### PROMPT
If a line in the records below contains the word "Jokowi", return that line.

### DATA EXTRACT
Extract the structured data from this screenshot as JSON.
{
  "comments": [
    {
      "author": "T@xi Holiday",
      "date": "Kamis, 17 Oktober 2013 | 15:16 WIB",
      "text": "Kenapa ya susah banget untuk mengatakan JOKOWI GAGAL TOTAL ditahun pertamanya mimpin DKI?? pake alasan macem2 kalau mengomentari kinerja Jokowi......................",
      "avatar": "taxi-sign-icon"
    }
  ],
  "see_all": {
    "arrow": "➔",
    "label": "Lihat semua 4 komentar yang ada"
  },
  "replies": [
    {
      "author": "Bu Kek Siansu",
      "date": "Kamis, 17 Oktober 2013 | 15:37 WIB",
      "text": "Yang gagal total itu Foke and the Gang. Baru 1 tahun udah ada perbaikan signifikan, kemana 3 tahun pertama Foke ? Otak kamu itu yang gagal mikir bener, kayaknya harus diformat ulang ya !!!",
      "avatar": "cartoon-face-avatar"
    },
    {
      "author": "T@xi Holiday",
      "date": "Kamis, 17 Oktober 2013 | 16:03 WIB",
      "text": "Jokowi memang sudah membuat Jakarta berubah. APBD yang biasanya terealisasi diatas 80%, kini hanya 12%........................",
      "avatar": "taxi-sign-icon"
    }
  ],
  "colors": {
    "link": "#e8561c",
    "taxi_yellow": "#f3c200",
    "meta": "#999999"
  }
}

### ANSWER SPACE
      "text": "Kenapa ya susah banget untuk mengatakan JOKOWI GAGAL TOTAL ditahun pertamanya mimpin DKI?? pake alasan macem2 kalau mengomentari kinerja Jokowi......................",
      "text": "Jokowi memang sudah membuat Jakarta berubah. APBD yang biasanya terealisasi diatas 80%, kini hanya 12%........................",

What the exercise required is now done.